HP Lays Out Storage Architecture

Hewlett-Packard Co. has decided to make its presence known in the storage market and is now weighing in with its own storage area network (SAN) roadmap and architecture: HP Equation.

Compaq Computer Corp. has its Enterprise Network Storage Architecture (ENSA), Sun Microsystems Inc. has its StoreX, EMC Corp. has its Enterprise Storage Networks and IBM Corp. has its Seascape.

Hewlett-Packard Co. is now weighing in with its own storage area network (SAN) roadmap and architecture: HP Equation.

HP Equation differs from other SAN roadmaps and architectures in its commitment to immediate deployment of mixed storage systems. The introduction also signals an oncoming battle between HP and EMC, according to some analysts.

The heart of HP’s SAN is its new HP SureStore E Disk Array MC256, a 60-GB to 9-TB disk array that connects to HP-UX, Solaris, AIX and Windows NT environments. An 11-piece software portfolio with the disk array enables mirroring, online backup, resource sharing, security features, disk management, RAID management and remote administration. The storage management software is based on HP’s OpenView LAN management software.

"HP Equation is an intelligent storage architecture that will form the basis for everything we do in enterprise storage," says Marilyn Edling, general manager of HP’s enterprise storage solutions division. "It includes support for multiple platforms, multiple operating systems and multiple storage vendors."

HP has a joint technology and OEM agreement with Hitachi Ltd., which manufactures the SureStore disk array. The announcement of that deal represents the flash point with EMC.

HP has been selling EMC disk arrays in its storage solutions for several years, and will continue to resell EMC’s Symmetrix line of disk arrays to meet current obligations.

A report by the market analyst firm Aberdeen Group (www.aberdeen.com) estimates that EMC derives 20 percent of its revenues from HP-related sales and that EMC products may account for more than 50 percent of HP’s storage systems revenues.

"Aberdeen anticipates that EMC will react immediately to [the] announcement by selling directly in competition to HP and attempting to wrest account control in customer sites that have already purchased Symmetrix products from HP," write John Logan and David Hill, Aberdeen analysts.

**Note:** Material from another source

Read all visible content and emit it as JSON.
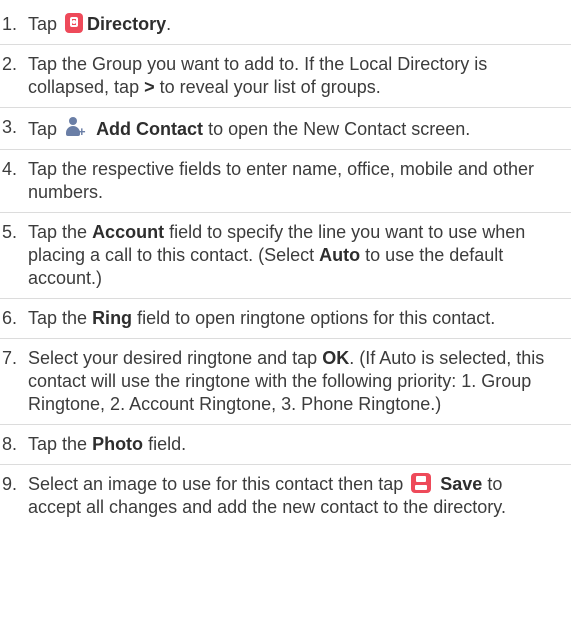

While the Aberdeen analysts view the move as risky for HP, they see it as positive for customers: "Even though the HP-EMC repercussions are still unknown, it is obvious to Aberdeen that this is a major win-win market development for enterprise-level IS buyers."